Records from a data collection:
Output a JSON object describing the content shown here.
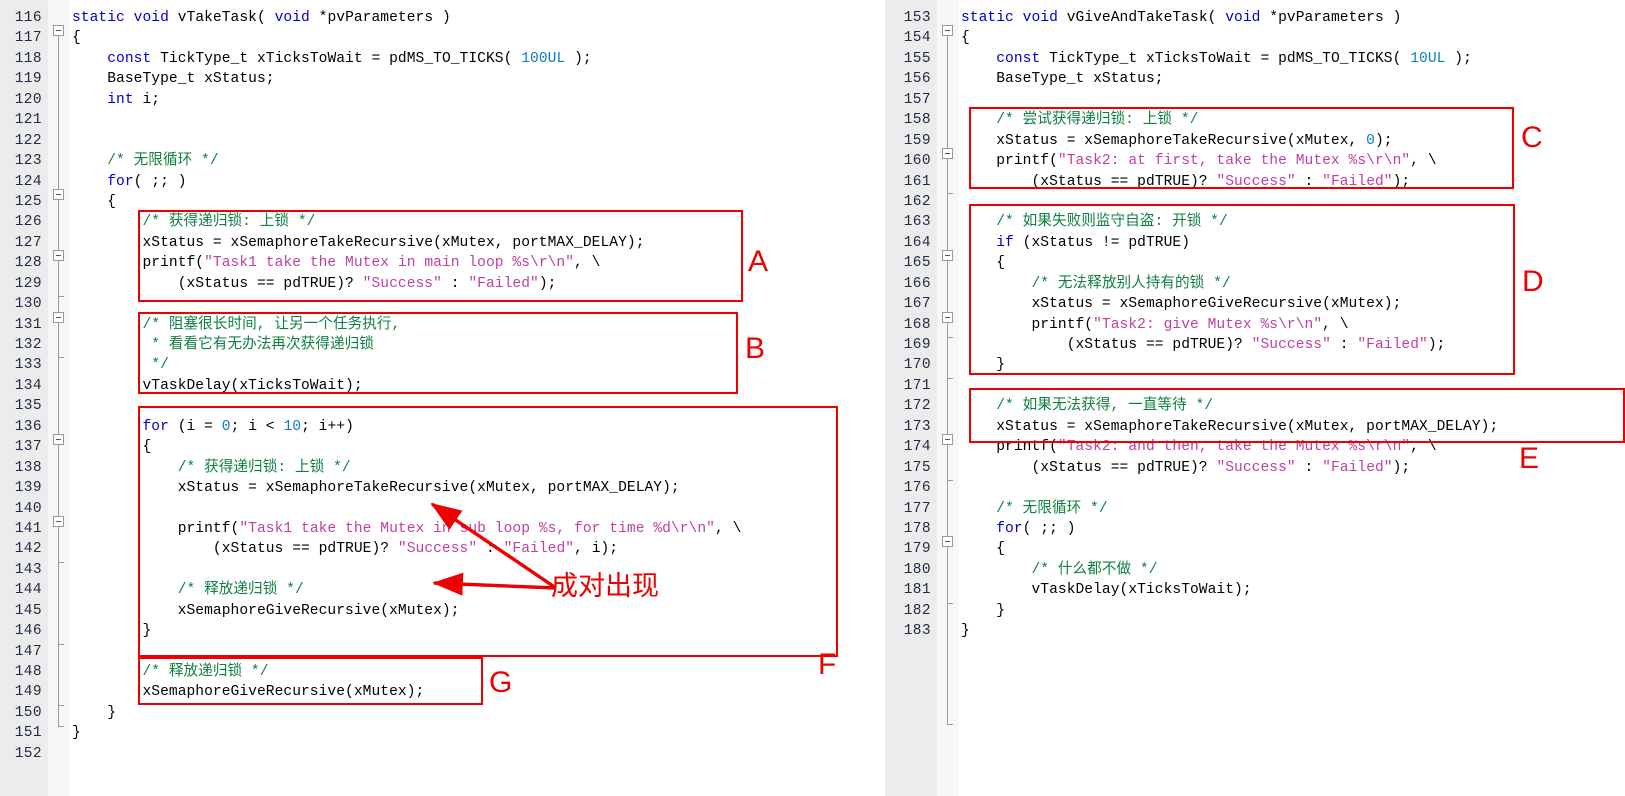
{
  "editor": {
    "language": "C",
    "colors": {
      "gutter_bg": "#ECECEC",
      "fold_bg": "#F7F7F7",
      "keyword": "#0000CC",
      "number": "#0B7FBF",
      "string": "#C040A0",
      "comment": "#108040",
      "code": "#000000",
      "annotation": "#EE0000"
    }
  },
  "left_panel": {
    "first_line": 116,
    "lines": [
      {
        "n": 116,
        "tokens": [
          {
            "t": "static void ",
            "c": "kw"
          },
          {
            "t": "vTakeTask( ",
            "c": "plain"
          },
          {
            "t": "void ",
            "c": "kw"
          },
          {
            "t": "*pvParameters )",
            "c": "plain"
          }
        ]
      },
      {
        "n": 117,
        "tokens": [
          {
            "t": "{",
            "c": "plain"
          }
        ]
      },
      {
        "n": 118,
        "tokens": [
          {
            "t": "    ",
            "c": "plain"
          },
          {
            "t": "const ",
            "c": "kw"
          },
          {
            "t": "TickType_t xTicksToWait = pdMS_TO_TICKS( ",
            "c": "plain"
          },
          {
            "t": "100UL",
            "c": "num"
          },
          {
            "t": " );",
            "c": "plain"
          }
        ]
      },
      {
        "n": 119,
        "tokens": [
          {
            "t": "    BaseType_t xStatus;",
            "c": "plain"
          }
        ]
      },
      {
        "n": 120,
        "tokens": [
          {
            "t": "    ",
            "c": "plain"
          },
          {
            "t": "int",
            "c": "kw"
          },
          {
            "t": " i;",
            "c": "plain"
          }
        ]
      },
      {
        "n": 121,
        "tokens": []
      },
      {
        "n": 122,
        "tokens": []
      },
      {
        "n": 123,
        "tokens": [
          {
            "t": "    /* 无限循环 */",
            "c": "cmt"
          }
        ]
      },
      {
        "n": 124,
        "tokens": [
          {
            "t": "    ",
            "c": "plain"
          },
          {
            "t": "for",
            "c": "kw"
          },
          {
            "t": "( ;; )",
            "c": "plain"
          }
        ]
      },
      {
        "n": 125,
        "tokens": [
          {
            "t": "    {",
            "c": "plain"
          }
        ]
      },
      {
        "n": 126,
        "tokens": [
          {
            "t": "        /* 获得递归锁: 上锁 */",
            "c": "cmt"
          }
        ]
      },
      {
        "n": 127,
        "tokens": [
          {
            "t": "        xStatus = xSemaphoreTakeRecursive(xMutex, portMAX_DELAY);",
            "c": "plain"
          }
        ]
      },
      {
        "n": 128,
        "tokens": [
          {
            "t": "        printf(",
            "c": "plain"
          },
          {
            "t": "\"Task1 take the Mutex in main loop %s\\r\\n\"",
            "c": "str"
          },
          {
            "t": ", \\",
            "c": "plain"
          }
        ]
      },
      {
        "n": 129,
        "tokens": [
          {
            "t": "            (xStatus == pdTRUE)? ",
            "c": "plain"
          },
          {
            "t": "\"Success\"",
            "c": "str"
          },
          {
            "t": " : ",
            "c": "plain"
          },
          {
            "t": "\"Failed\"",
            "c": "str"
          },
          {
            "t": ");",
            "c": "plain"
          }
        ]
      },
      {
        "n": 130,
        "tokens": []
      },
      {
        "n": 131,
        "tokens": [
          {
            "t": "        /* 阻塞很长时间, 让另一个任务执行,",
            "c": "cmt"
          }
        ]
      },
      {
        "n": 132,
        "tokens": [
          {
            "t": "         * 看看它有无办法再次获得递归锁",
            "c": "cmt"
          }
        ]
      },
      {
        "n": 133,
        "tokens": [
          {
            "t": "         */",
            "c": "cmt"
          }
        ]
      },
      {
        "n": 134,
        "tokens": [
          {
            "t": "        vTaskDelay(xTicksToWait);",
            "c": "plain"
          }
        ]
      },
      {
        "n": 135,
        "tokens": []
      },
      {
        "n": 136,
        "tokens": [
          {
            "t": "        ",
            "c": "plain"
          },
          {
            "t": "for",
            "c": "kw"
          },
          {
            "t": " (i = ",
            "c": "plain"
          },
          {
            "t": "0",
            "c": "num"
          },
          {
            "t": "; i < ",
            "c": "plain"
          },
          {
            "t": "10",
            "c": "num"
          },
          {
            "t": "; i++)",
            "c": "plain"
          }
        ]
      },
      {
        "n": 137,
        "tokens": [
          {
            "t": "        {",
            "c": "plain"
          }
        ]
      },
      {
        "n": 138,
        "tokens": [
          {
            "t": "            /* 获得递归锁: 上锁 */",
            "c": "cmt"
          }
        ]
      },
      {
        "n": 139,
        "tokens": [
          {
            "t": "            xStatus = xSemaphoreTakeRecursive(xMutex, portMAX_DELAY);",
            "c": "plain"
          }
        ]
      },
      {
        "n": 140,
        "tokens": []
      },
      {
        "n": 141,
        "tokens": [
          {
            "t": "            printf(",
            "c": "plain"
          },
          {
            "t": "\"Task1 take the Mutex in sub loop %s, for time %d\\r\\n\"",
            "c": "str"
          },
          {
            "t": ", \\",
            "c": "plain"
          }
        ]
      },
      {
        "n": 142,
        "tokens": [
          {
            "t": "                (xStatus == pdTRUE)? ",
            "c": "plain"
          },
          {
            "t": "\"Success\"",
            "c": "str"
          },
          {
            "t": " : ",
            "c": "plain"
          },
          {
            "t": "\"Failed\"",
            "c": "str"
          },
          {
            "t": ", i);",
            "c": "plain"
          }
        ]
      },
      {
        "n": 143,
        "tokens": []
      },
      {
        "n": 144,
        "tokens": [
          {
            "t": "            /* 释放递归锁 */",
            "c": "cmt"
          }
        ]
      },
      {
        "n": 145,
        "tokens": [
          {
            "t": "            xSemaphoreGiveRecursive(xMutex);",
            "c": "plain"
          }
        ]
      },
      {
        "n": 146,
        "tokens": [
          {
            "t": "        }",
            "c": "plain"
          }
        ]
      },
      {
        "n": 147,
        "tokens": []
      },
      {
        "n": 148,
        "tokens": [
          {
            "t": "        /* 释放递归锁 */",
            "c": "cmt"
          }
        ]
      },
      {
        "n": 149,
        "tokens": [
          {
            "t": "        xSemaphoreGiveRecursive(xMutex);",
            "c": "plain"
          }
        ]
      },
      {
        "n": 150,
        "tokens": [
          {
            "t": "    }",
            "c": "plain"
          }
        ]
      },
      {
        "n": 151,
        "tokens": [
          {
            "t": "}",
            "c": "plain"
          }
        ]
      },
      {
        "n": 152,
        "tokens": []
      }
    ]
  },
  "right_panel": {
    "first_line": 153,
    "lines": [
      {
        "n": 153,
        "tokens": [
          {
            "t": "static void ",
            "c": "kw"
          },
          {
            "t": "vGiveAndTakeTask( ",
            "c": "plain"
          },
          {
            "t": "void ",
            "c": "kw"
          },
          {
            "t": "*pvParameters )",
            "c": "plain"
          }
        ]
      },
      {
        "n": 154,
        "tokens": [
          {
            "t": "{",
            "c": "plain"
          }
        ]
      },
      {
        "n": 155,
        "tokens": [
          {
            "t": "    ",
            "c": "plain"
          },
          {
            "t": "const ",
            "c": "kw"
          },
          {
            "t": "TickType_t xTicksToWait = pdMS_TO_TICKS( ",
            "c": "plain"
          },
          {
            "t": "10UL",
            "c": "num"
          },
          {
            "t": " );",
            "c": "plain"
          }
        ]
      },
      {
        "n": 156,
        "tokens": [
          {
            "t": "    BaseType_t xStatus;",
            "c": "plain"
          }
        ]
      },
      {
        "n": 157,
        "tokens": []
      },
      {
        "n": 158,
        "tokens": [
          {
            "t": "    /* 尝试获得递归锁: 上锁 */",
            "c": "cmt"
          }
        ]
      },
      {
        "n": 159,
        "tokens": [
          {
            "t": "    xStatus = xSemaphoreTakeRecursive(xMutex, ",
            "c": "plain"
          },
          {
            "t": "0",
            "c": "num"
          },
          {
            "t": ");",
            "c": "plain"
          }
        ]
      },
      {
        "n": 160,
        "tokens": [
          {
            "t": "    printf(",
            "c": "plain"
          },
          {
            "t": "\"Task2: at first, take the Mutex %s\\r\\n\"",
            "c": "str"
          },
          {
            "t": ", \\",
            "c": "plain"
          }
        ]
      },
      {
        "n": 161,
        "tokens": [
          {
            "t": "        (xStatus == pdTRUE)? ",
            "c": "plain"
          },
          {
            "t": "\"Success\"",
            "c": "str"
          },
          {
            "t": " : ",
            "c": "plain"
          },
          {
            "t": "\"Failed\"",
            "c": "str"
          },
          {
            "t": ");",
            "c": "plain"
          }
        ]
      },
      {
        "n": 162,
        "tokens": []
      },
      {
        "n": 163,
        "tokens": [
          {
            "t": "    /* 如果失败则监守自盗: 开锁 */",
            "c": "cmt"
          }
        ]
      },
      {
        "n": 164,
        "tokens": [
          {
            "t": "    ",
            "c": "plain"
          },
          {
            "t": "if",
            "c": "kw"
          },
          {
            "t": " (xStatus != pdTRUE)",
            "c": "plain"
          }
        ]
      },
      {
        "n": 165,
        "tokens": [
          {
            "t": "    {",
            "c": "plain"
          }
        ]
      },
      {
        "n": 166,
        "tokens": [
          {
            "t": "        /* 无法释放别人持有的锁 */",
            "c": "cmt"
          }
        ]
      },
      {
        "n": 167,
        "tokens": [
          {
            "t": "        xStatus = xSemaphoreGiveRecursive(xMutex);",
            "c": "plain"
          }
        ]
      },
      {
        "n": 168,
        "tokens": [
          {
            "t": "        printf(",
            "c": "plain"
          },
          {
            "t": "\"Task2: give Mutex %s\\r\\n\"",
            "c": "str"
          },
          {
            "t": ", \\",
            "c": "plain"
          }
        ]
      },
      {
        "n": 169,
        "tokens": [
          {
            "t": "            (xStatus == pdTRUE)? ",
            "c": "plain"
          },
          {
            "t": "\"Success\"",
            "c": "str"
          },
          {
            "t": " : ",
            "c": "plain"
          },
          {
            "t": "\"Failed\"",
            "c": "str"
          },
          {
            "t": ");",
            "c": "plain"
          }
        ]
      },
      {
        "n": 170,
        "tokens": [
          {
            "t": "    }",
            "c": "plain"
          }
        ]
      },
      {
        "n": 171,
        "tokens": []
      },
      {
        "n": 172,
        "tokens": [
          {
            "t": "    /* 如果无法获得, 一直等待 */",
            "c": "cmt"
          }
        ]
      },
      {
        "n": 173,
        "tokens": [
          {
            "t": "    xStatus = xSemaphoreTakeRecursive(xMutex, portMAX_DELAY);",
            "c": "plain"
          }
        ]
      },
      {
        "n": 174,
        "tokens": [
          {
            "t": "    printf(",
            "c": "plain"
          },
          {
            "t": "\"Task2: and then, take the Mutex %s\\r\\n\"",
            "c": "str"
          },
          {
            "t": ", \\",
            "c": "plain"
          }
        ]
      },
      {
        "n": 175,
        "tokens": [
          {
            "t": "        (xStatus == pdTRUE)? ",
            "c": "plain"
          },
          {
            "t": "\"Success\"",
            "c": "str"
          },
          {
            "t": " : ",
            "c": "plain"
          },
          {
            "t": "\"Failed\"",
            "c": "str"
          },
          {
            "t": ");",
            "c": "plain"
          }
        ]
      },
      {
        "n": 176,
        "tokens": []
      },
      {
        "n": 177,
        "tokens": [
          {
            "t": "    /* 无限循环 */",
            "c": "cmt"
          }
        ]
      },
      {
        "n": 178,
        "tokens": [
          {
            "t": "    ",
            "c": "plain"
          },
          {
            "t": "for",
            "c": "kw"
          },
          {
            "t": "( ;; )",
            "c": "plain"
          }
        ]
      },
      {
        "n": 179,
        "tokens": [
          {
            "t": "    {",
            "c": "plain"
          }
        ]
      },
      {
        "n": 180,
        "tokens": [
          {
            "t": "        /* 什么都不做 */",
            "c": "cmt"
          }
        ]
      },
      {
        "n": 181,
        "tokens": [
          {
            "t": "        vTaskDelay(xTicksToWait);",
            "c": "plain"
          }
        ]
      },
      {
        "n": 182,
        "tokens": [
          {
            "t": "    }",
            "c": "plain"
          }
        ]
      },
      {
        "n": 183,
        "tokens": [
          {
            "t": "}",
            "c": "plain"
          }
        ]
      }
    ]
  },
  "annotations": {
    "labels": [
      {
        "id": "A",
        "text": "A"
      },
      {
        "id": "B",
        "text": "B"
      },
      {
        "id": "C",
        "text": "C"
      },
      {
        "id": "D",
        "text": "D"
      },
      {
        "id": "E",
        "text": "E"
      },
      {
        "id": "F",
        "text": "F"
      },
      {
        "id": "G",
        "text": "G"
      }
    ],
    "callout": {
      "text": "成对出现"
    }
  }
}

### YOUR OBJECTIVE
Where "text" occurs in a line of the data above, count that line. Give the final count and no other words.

### SOLUTION TO THIS EXERCISE
8